Problem statement
How many of the lines below hold "YOUR"? Only the number, please.

Records provided
---+---
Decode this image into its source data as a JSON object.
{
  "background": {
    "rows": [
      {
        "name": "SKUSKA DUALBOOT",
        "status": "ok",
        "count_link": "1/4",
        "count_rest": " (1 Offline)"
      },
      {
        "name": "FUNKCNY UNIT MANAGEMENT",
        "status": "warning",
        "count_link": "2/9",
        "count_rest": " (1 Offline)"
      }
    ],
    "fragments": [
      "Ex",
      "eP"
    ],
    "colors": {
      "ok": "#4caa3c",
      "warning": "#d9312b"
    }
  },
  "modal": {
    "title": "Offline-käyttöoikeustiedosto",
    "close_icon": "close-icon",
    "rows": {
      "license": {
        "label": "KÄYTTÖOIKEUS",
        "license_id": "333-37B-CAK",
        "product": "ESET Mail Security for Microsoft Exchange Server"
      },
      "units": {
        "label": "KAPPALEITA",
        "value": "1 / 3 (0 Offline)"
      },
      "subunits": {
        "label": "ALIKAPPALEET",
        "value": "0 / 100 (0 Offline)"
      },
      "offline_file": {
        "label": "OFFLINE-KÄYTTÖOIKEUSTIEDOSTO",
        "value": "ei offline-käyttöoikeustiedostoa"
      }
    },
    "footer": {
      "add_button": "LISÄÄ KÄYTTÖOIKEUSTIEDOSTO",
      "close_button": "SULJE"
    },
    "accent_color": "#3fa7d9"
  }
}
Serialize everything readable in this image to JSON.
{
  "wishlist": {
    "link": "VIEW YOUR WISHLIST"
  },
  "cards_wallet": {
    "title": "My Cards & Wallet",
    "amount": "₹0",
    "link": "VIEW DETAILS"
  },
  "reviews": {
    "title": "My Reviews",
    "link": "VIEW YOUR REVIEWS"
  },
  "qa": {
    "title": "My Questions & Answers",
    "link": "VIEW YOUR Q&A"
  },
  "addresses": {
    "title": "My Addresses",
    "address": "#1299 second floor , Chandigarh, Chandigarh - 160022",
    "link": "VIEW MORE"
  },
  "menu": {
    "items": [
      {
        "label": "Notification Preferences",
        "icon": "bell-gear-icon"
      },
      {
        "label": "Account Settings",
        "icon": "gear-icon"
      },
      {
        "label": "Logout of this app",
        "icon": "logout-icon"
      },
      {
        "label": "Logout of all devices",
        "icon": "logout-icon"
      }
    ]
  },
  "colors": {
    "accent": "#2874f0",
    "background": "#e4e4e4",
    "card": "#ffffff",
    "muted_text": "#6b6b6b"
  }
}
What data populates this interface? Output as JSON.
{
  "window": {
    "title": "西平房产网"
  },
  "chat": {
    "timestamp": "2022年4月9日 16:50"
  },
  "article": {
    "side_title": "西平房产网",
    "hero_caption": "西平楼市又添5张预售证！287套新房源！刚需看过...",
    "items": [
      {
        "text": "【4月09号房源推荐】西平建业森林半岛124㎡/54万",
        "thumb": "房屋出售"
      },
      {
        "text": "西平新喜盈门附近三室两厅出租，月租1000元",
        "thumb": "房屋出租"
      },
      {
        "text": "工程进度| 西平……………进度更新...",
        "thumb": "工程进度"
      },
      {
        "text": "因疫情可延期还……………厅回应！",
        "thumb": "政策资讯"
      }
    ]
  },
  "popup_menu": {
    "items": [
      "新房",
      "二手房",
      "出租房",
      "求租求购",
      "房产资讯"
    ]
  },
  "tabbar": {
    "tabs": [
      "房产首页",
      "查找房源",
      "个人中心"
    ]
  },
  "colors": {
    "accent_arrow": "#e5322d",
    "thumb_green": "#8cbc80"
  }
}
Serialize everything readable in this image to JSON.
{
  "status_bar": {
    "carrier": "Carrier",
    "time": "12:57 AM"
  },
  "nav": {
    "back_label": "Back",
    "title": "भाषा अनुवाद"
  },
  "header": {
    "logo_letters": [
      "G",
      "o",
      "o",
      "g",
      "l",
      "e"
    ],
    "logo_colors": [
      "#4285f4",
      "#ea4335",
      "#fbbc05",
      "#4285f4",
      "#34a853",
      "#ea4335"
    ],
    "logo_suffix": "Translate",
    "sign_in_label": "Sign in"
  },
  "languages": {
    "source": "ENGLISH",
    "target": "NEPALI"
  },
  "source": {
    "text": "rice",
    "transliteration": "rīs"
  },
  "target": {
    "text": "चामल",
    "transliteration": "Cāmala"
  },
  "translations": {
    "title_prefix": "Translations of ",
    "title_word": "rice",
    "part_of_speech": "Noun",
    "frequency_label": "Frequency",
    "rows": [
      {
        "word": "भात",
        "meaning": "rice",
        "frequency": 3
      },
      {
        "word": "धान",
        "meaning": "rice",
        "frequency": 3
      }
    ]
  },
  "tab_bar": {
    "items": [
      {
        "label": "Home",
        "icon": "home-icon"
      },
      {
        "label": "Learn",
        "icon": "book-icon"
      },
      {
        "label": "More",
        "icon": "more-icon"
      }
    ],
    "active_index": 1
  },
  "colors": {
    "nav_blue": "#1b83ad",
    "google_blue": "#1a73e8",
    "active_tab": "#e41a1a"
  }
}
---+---
Response
3